WHAT IS BEING ASKED: Locate every line in the material below that has the word "true". Copy each of those lines.

MATERIAL PROVIDED:

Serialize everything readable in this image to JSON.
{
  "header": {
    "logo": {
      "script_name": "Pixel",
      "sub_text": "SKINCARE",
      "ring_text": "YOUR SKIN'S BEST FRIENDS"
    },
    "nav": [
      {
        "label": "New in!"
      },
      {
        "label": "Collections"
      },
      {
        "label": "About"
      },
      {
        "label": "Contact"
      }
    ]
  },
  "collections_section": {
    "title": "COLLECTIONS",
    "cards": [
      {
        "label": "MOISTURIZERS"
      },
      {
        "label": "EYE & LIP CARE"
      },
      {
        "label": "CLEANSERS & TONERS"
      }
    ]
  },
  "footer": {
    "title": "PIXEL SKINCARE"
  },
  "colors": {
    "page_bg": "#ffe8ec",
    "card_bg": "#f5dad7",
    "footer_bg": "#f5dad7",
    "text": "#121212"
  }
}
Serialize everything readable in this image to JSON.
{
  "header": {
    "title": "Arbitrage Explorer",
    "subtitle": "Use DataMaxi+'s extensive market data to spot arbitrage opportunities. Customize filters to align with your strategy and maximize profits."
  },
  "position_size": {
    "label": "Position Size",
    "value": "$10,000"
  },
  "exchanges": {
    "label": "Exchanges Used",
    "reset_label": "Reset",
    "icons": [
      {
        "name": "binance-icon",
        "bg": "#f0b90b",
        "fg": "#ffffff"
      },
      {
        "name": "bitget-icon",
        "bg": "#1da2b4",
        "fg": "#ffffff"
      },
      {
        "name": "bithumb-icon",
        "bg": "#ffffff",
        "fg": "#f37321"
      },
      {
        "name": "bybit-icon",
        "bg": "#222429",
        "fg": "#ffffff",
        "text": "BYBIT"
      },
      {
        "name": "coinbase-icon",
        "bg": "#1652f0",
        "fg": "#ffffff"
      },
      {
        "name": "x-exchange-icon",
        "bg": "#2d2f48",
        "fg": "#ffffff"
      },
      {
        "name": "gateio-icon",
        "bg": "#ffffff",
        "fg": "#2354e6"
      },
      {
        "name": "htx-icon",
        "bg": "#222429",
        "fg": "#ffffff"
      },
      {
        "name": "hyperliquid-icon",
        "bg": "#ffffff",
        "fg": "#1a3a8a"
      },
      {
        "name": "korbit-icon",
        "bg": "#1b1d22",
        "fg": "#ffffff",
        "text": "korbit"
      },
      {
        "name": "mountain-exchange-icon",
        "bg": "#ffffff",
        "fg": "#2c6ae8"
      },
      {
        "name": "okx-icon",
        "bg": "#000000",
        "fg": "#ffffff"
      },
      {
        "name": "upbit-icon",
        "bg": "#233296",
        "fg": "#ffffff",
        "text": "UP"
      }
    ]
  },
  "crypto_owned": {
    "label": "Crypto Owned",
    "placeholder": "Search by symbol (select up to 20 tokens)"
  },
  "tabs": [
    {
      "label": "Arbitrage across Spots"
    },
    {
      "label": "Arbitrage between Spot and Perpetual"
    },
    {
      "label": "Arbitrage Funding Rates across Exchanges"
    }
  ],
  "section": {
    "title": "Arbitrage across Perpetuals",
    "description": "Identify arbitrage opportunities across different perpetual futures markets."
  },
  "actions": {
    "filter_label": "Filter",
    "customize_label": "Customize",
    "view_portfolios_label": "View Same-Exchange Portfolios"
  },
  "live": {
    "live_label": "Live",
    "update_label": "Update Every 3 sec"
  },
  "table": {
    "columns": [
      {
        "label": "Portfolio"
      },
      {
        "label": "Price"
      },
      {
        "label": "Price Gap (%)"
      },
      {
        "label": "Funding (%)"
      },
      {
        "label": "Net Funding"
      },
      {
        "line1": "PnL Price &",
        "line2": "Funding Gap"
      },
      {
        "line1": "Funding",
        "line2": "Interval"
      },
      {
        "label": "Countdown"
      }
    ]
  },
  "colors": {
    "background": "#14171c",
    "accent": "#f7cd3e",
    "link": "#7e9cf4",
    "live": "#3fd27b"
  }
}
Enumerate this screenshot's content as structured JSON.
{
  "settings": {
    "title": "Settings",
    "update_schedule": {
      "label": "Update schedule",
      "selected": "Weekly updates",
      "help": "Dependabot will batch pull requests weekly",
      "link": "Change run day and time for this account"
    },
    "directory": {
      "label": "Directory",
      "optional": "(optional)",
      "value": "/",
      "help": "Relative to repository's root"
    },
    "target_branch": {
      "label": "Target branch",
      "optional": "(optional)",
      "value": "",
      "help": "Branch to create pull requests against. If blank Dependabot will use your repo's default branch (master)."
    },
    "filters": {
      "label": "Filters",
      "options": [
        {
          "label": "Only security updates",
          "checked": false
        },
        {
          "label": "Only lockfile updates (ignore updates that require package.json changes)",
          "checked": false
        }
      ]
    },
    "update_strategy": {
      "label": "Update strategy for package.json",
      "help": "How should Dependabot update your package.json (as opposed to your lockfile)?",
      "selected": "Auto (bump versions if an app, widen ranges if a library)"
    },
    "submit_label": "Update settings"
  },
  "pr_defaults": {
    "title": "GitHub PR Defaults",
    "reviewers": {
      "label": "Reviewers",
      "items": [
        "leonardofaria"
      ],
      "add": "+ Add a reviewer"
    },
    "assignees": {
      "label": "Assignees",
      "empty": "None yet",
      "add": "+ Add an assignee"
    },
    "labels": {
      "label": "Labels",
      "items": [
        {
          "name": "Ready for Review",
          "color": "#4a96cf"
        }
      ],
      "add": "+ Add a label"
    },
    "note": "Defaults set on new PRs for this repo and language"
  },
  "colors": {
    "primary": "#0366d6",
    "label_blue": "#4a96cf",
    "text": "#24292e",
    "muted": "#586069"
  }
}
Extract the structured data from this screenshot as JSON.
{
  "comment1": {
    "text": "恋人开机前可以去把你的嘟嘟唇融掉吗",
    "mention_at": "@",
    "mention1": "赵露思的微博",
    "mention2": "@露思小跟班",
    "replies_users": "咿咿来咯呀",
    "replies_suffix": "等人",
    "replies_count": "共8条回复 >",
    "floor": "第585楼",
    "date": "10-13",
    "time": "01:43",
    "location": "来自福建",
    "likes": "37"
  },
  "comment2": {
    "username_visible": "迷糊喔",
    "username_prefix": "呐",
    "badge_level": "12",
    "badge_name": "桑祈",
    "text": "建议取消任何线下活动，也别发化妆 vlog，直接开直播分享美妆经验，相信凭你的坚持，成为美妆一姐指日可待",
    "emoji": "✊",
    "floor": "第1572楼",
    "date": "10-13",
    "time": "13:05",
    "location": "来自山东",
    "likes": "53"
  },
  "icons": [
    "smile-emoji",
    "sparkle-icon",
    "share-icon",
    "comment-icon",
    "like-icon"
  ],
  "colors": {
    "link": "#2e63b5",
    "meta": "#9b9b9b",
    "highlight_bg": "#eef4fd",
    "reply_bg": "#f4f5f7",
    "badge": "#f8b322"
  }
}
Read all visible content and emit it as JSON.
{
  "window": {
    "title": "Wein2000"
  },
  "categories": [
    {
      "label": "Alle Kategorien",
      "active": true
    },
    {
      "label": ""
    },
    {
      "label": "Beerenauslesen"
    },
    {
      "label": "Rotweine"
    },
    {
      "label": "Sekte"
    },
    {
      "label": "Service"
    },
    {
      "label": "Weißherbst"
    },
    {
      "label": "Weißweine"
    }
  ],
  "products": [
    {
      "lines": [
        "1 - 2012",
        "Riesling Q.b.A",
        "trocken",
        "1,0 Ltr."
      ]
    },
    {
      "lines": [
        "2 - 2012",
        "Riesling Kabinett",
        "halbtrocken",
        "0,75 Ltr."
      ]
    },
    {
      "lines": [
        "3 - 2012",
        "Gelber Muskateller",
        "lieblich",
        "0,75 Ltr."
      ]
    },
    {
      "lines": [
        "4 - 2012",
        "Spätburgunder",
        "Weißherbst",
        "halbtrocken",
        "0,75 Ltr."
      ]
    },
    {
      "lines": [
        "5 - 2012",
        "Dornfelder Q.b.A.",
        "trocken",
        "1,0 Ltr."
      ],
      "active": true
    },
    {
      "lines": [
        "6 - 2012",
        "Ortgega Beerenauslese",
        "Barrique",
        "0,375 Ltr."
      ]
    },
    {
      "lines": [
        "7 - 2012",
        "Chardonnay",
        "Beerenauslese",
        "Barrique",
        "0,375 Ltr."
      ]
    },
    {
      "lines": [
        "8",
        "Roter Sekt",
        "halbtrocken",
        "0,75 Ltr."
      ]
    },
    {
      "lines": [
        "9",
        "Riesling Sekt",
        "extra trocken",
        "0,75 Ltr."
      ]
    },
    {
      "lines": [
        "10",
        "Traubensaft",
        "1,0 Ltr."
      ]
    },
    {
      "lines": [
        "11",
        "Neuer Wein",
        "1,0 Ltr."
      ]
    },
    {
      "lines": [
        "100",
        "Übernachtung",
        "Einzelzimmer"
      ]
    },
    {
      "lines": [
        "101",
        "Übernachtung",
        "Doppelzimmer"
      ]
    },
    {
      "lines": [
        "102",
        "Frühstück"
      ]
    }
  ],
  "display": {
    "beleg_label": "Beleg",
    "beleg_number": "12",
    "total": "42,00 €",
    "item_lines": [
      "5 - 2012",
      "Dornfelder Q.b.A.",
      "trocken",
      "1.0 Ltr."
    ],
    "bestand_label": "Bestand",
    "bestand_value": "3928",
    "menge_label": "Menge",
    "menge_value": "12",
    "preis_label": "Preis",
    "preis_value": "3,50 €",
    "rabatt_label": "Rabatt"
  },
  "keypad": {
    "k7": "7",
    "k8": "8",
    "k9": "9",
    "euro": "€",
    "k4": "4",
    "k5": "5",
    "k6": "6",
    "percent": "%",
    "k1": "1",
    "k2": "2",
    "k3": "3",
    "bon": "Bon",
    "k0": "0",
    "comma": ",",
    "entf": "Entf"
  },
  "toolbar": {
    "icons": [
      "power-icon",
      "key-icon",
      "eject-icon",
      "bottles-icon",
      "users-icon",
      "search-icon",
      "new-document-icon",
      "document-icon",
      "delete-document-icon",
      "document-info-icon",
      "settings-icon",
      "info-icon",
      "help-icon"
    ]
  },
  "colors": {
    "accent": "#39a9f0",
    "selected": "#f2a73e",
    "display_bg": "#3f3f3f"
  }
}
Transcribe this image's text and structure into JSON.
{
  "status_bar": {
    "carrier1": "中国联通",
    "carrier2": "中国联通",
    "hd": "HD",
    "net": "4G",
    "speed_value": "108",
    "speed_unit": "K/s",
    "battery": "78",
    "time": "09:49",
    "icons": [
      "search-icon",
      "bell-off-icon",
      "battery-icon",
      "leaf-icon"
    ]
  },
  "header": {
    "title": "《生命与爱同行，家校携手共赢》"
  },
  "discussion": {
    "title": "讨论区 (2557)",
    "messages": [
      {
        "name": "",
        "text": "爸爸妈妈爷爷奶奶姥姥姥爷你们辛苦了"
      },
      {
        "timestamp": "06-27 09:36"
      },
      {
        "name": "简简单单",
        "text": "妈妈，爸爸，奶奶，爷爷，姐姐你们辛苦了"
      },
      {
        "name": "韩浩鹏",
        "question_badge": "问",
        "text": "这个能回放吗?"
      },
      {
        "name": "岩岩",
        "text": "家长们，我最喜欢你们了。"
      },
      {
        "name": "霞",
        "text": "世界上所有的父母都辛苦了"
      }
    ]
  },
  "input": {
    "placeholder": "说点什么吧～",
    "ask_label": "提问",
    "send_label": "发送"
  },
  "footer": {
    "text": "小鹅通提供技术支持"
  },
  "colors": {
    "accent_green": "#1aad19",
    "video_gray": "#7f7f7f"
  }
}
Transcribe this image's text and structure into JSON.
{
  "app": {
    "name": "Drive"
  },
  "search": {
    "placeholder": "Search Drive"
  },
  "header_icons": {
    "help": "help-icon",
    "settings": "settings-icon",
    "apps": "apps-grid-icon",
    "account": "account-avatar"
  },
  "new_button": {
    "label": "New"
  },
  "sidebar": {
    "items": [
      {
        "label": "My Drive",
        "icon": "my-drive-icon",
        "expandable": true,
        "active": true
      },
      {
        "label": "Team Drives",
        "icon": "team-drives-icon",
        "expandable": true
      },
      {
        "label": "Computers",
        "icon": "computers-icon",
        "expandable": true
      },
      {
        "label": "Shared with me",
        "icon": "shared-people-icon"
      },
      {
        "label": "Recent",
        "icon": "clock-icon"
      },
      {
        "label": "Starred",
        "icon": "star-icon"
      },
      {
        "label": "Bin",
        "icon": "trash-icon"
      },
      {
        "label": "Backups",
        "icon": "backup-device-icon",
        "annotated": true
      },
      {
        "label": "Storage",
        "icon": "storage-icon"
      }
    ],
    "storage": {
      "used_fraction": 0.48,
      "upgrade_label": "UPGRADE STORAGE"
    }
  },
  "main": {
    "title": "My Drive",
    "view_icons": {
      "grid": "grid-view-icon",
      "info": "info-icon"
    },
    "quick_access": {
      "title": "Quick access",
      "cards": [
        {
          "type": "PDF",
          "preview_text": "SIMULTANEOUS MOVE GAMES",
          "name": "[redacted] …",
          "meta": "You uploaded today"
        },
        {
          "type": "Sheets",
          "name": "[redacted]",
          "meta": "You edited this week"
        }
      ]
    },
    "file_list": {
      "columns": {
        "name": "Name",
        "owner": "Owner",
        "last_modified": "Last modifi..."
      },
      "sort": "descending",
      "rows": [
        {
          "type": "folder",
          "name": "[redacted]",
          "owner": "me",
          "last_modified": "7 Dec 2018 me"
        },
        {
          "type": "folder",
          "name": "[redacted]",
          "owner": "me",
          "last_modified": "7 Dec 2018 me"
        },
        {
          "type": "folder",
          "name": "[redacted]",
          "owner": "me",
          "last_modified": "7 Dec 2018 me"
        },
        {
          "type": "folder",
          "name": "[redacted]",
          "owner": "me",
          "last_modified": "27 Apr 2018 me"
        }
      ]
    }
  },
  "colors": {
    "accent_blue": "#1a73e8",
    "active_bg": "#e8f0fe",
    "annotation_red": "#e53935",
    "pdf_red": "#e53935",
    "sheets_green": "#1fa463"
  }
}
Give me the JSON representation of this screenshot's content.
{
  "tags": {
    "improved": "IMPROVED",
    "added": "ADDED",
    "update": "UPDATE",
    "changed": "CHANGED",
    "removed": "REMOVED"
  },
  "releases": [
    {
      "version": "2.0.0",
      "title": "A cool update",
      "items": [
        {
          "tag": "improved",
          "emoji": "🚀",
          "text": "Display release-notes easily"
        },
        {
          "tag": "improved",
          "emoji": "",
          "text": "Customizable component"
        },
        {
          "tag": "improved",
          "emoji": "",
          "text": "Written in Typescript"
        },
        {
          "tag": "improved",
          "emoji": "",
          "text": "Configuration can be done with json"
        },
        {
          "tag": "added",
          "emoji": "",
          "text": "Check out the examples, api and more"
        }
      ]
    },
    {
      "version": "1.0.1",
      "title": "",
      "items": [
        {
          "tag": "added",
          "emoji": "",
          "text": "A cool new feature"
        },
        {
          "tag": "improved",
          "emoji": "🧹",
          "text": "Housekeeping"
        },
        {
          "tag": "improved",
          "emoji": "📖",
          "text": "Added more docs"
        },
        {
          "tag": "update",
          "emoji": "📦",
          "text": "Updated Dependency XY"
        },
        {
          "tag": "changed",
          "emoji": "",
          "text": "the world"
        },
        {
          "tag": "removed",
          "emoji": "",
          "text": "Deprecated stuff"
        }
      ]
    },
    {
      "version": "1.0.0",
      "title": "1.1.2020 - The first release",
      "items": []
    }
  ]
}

PROBLEM SOLUTION:
      "active": true
      "active": true
        "expandable": true,
        "active": true
        "expandable": true
        "expandable": true
        "annotated": true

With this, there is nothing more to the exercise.